California Highway Patrol Officer Daniel Jackowitz told KTVU Wednesday morning that he had not yet been told of this Autopilot date and that authorities were still investigating the death of  Keith Leung, 34, and awaiting his toxicology reports. 

Leung, an engineer by day and musician by evening, was found Monday in a Castro Valley pond after he drove his Tesla Model S  off the road and into the water, authorities said. The crash occurred near the cities of San Ramon and Danville on Sunday evening, according to Jacowitz.
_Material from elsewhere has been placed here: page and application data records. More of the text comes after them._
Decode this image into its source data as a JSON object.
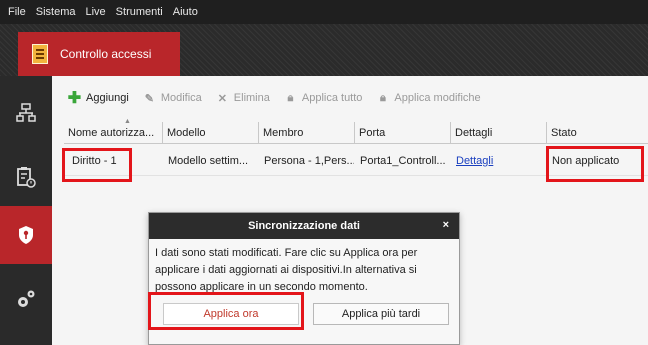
{
  "menubar": {
    "items": [
      "File",
      "Sistema",
      "Live",
      "Strumenti",
      "Aiuto"
    ]
  },
  "tab": {
    "label": "Controllo accessi",
    "icon": "document-icon"
  },
  "sidebar": {
    "items": [
      {
        "name": "device-tree-icon",
        "active": false
      },
      {
        "name": "log-icon",
        "active": false
      },
      {
        "name": "access-shield-icon",
        "active": true
      },
      {
        "name": "settings-gears-icon",
        "active": false
      }
    ]
  },
  "toolbar": {
    "add": "Aggiungi",
    "edit": "Modifica",
    "delete": "Elimina",
    "apply_all": "Applica tutto",
    "apply_changes": "Applica modifiche"
  },
  "table": {
    "columns": [
      "Nome autorizza...",
      "Modello",
      "Membro",
      "Porta",
      "Dettagli",
      "Stato"
    ],
    "rows": [
      {
        "name": "Diritto - 1",
        "model": "Modello settim...",
        "member": "Persona - 1,Pers...",
        "door": "Porta1_Controll...",
        "details": "Dettagli",
        "status": "Non applicato"
      }
    ]
  },
  "dialog": {
    "title": "Sincronizzazione dati",
    "close": "×",
    "message": "I dati sono stati modificati. Fare clic su Applica ora per applicare i dati aggiornati ai dispositivi.In alternativa si possono applicare in un secondo momento.",
    "apply_now": "Applica ora",
    "apply_later": "Applica più tardi"
  },
  "colors": {
    "accent": "#b9262a",
    "highlight": "#e3151a",
    "link": "#1a3fbf"
  }
}
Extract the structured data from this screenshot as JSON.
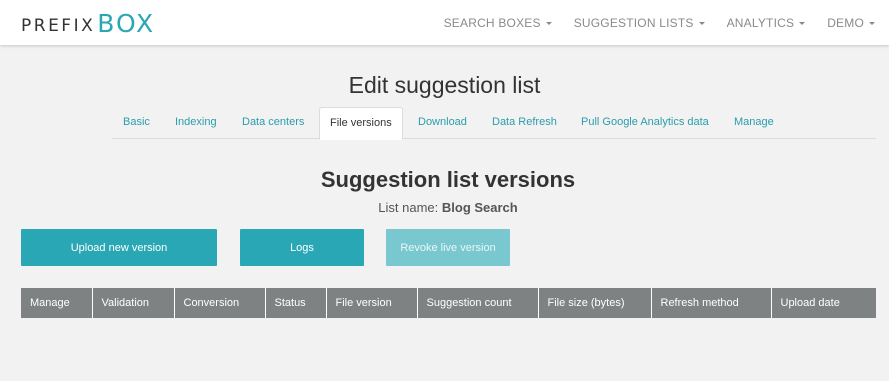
{
  "navbar": {
    "logo_prefix": "PREFIX",
    "logo_box": "BOX",
    "menu": [
      {
        "label": "SEARCH BOXES"
      },
      {
        "label": "SUGGESTION LISTS"
      },
      {
        "label": "ANALYTICS"
      },
      {
        "label": "DEMO"
      }
    ]
  },
  "page": {
    "title": "Edit suggestion list"
  },
  "tabs": [
    {
      "label": "Basic"
    },
    {
      "label": "Indexing"
    },
    {
      "label": "Data centers"
    },
    {
      "label": "File versions",
      "active": true
    },
    {
      "label": "Download"
    },
    {
      "label": "Data Refresh"
    },
    {
      "label": "Pull Google Analytics data"
    },
    {
      "label": "Manage"
    }
  ],
  "section": {
    "title": "Suggestion list versions",
    "list_name_label": "List name:",
    "list_name_value": "Blog Search"
  },
  "buttons": {
    "upload": "Upload new version",
    "logs": "Logs",
    "revoke": "Revoke live version"
  },
  "table": {
    "headers": [
      "Manage",
      "Validation",
      "Conversion",
      "Status",
      "File version",
      "Suggestion count",
      "File size (bytes)",
      "Refresh method",
      "Upload date"
    ]
  },
  "colors": {
    "accent": "#2aa7b4",
    "accent_disabled": "#79c8cf",
    "table_header": "#7f8283",
    "background": "#f2f2f2"
  }
}
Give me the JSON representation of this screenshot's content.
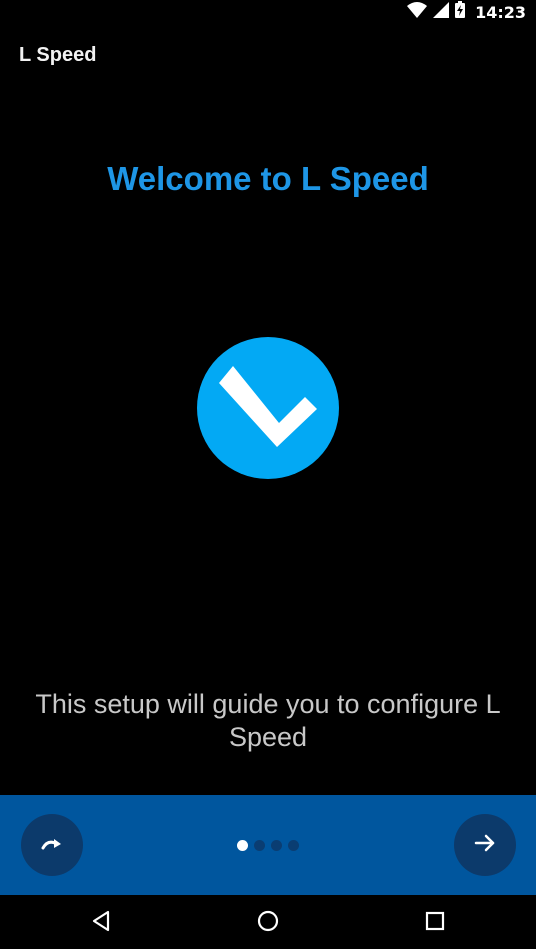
{
  "status_bar": {
    "time": "14:23",
    "icons": [
      "wifi-icon",
      "cell-signal-icon",
      "battery-charging-icon"
    ]
  },
  "app": {
    "title": "L Speed"
  },
  "welcome": {
    "heading": "Welcome to L Speed",
    "logo_letter": "L",
    "description": "This setup will guide you to configure L Speed"
  },
  "pager": {
    "total_pages": 4,
    "current_page": 1,
    "skip_icon": "redo-icon",
    "next_icon": "arrow-right-icon"
  },
  "navigation_bar": {
    "icons": [
      "back-icon",
      "home-icon",
      "recents-icon"
    ]
  },
  "colors": {
    "accent": "#1e96e6",
    "logo_circle": "#03a9f4",
    "bottom_bar": "#00569e",
    "button": "#0c3a6b"
  }
}
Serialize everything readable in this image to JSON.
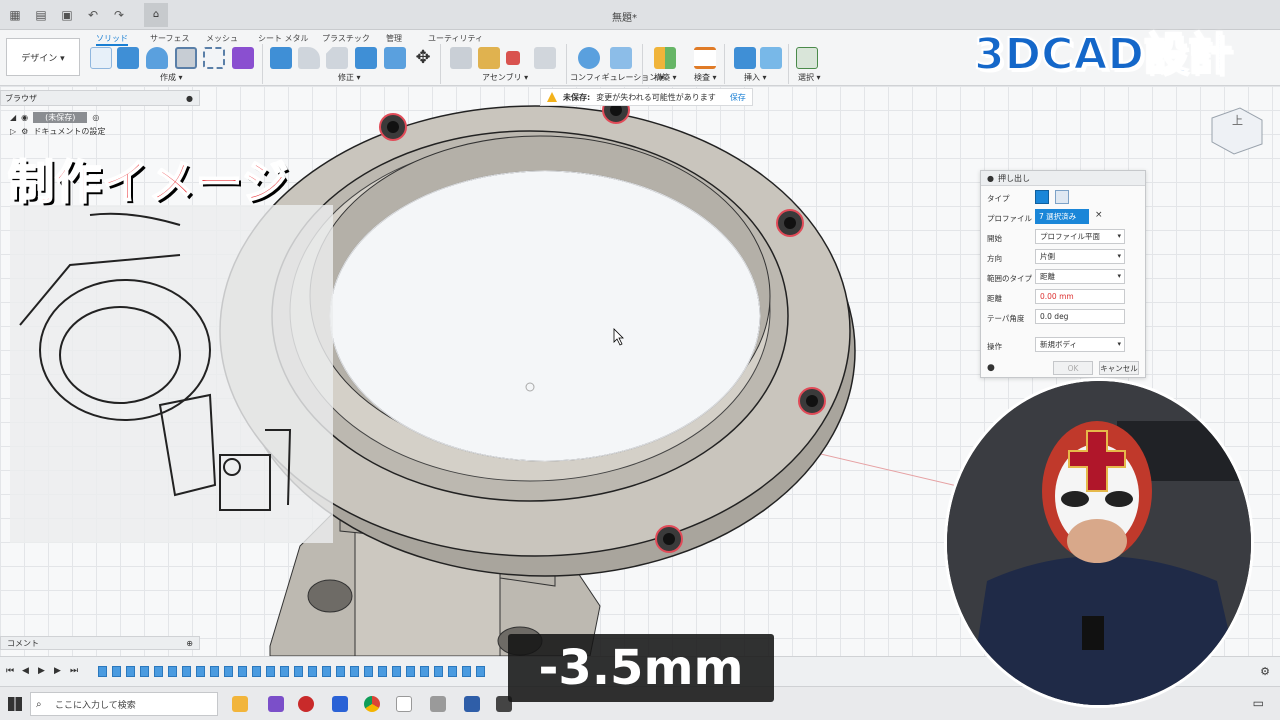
{
  "titlebar": {
    "doc_title": "無題*"
  },
  "ribbon": {
    "workspace": "デザイン ▾",
    "tabs": [
      "ソリッド",
      "サーフェス",
      "メッシュ",
      "シート メタル",
      "プラスチック",
      "管理",
      "ユーティリティ"
    ],
    "groups": [
      "作成 ▾",
      "修正 ▾",
      "アセンブリ ▾",
      "コンフィギュレーション ▾",
      "構築 ▾",
      "検査 ▾",
      "挿入 ▾",
      "選択 ▾"
    ]
  },
  "browser": {
    "title": "ブラウザ",
    "root": "(未保存)",
    "doc_settings": "ドキュメントの設定"
  },
  "overlay": {
    "title": "制作イメージ",
    "corner": "3DCAD設計",
    "caption": "-3.5mm"
  },
  "warning": {
    "label": "未保存:",
    "message": "変更が失われる可能性があります",
    "save": "保存"
  },
  "dialog": {
    "title": "押し出し",
    "type_label": "タイプ",
    "profile_label": "プロファイル",
    "profile_value": "7 選択済み",
    "start_label": "開始",
    "start_value": "プロファイル平面",
    "direction_label": "方向",
    "direction_value": "片側",
    "extent_label": "範囲のタイプ",
    "extent_value": "距離",
    "distance_label": "距離",
    "distance_value": "0.00 mm",
    "taper_label": "テーパ角度",
    "taper_value": "0.0 deg",
    "operation_label": "操作",
    "operation_value": "新規ボディ",
    "ok": "OK",
    "cancel": "キャンセル"
  },
  "comment": {
    "label": "コメント"
  },
  "taskbar": {
    "search_placeholder": "ここに入力して検索"
  },
  "viewcube": {
    "label": "上"
  },
  "colors": {
    "accent": "#1a86d8",
    "title_red": "#e8262b",
    "corner_blue": "#1467c9"
  }
}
A property owner contacted authorities after hearing a noise and seeing damage to his fence and tire tracks.

The car was traveling at a speed "great enough to leave the roadway, hit a fence, keep going down an embankment and into a pond on the property," Jacowitz said.

In regards to Leung's death, Tesla reiterated:  "Our thoughts are with the family and friends affected by this tragedy.”

In March, the driver of a Tesla Model X was killed in Moutain View when his SUV hit a barrier while traveling at "freeway speed." The National Highway Traffic Safety Administration and the National Transportation Safety Board are investigating that case, in which the Autopilot system was engaged.

Autopilot was also engaged in a crash earlier this month in Utah, according to data from the car.

Also this month, the NTSB opened a probe into an accident in which a Model S caught fire after crashing into a wall at a high speed in Florida. Two 18-year-olds were trapped in the vehicle and died in the flames. The agency has said it does not expect Autopilot to be a focus in that investigation.

Autopilot is the most well-known semi-autonomous system. It uses cameras and sensors on the front, sides and rear of the car to observe lane markings and to "see" other cars that are nearby. It's simple to engage, requiring only two quick taps of a stalk. There are no limitations on where Autopilot can be used. Drivers can enable it on the freeway, side streets, or anywhere with distinct lane markings.

The Associated Press contributed to this rep